Gianna is an associate editor of The American Journal of Managed Care® (AJMC®). She has been working on AJMC® since 2019 and has a BA in philosophy and journalism & professional writing from The College of New Jersey.
The Trump administration buys 100 million more doses of Pfizer's coronavirus disease 2019 (COVID-19) vaccine; the Department of Justice files a suit accusing Walmart of fueling the opioid crisis; 2020 set to become deadliest year in US history.

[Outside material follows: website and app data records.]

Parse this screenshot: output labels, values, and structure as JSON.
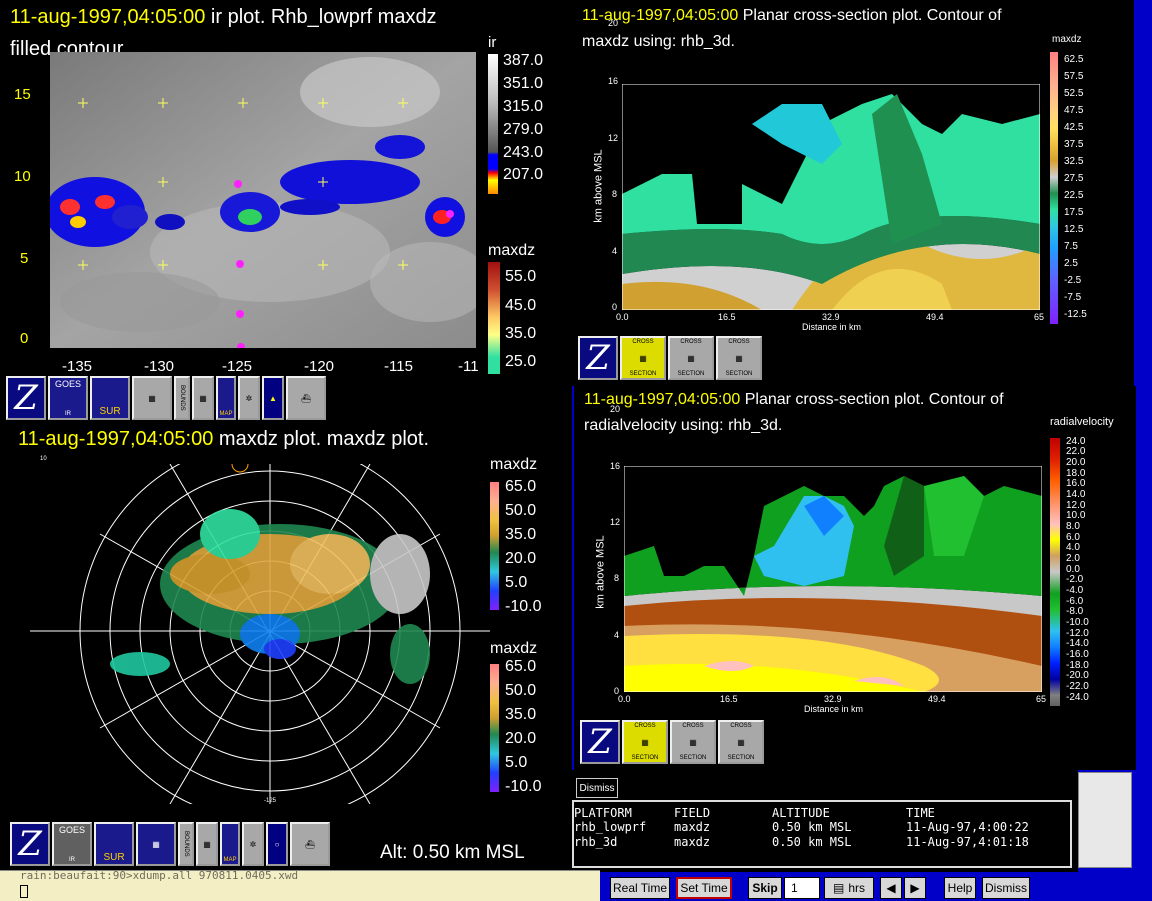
{
  "ir_window": {
    "title_time": "11-aug-1997,04:05:00",
    "title_rest": " ir plot.  Rhb_lowprf maxdz",
    "title_line2": "filled contour.",
    "ylabels": [
      "15",
      "10",
      "5",
      "0"
    ],
    "xlabels": [
      "-135",
      "-130",
      "-125",
      "-120",
      "-115",
      "-11"
    ],
    "cb1_title": "ir",
    "cb1_values": [
      "387.0",
      "351.0",
      "315.0",
      "279.0",
      "243.0",
      "207.0"
    ],
    "cb2_title": "maxdz",
    "cb2_values": [
      "55.0",
      "45.0",
      "35.0",
      "25.0"
    ]
  },
  "cross1": {
    "title_time": "11-aug-1997,04:05:00",
    "title_rest": " Planar cross-section plot.  Contour of",
    "title_line2": "maxdz using: rhb_3d.",
    "cb_title": "maxdz",
    "cb_values": [
      "62.5",
      "57.5",
      "52.5",
      "47.5",
      "42.5",
      "37.5",
      "32.5",
      "27.5",
      "22.5",
      "17.5",
      "12.5",
      "7.5",
      "2.5",
      "-2.5",
      "-7.5",
      "-12.5"
    ],
    "yticks": [
      "20",
      "16",
      "12",
      "8",
      "4",
      "0"
    ],
    "xticks": [
      "0.0",
      "16.5",
      "32.9",
      "49.4",
      "65"
    ],
    "ylabel": "km above MSL",
    "xlabel": "Distance in km"
  },
  "cross2": {
    "title_time": "11-aug-1997,04:05:00",
    "title_rest": " Planar cross-section plot.  Contour of",
    "title_line2": "radialvelocity using: rhb_3d.",
    "cb_title": "radialvelocity",
    "cb_values": [
      "24.0",
      "22.0",
      "20.0",
      "18.0",
      "16.0",
      "14.0",
      "12.0",
      "10.0",
      "8.0",
      "6.0",
      "4.0",
      "2.0",
      "0.0",
      "-2.0",
      "-4.0",
      "-6.0",
      "-8.0",
      "-10.0",
      "-12.0",
      "-14.0",
      "-16.0",
      "-18.0",
      "-20.0",
      "-22.0",
      "-24.0"
    ],
    "yticks": [
      "20",
      "16",
      "12",
      "8",
      "4",
      "0"
    ],
    "xticks": [
      "0.0",
      "16.5",
      "32.9",
      "49.4",
      "65"
    ],
    "ylabel": "km above MSL",
    "xlabel": "Distance in km"
  },
  "radar_window": {
    "title_time": "11-aug-1997,04:05:00",
    "title_rest": " maxdz plot.  maxdz plot.",
    "cb_title": "maxdz",
    "cb_values": [
      "65.0",
      "50.0",
      "35.0",
      "20.0",
      "5.0",
      "-10.0"
    ],
    "cb2_title": "maxdz",
    "cb2_values": [
      "65.0",
      "50.0",
      "35.0",
      "20.0",
      "5.0",
      "-10.0"
    ],
    "alt_text": "Alt: 0.50 km MSL",
    "small_top": "10",
    "small_bottom": "-125"
  },
  "toolbar": {
    "goes": "GOES",
    "ir": "IR",
    "sur": "SUR",
    "bounds": "BOUNDS",
    "map": "MAP",
    "cross": "CROSS",
    "section": "SECTION"
  },
  "info_panel": {
    "dismiss": "Dismiss",
    "headers": [
      "PLATFORM",
      "FIELD",
      "ALTITUDE",
      "TIME"
    ],
    "rows": [
      [
        "rhb_lowprf",
        "maxdz",
        "0.50 km MSL",
        "11-Aug-97,4:00:22"
      ],
      [
        "rhb_3d",
        "maxdz",
        "0.50 km MSL",
        "11-Aug-97,4:01:18"
      ]
    ]
  },
  "terminal": {
    "line": "rain:beaufait:90>xdump.all 970811.0405.xwd"
  },
  "bottom_bar": {
    "real_time": "Real Time",
    "set_time": "Set Time",
    "skip": "Skip",
    "skip_value": "1",
    "hrs": "hrs",
    "help": "Help",
    "dismiss": "Dismiss"
  }
}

The Trump administration announced it will purchase an additional 100 million doses of Pfizer and BioNTech’s coronavirus disease 2019 (COVID-19) vaccine. The agreement mandates Pfizer will deliver at least 70 million of the doses by June 30, 2021 and the balance no later than July 31, 2021. According to HHS, the vaccine is being provided at no cost to Americans while administration costs are either covered by insurance or an HHS reimbursement program. The first 100 million doses of the vaccine, which received an emergency use authorization on December 11, are currently being distributed across the country. Rollout of Moderna’s COVID-19 vaccine also began on December 21.
The Department of Justice (DOJ) is suing Walmart over alleged violations of the Controlled Substances Act, which helped fuel the country’s opioid crisis. According to a statement, the DOJ alleged Walmart unlawfully dispensed controlled substances from pharmacies and unlawfully distributed substances to the pharmacies it operated across the country. The civil complaint also accuses Walmart of knowingly operating under an inadequate system for detecting questionable prescriptions, The New York Times reports. In October, Walmart preemptively denied the charges, blaming the crisis on the federal government’s weak enforcement policies.
According to data from the CDC, 2020 is on track to become the deadliest year in US history, as more than 3 million deaths are expected by the end of December, The Hill reports. The record is due largely in part to deaths from the COVID-19 pandemic. If the United States follows on current trends, the country is expected to have 400,000 more deaths recorded in 2020 than in 2019. Usually, deaths rise by about 20,000 to 50,000 each year due to an aging population. Johns Hopkins University data show the United States has thus far reported over 18 million COVID-19 infections and more than 319,000 deaths related to the virus.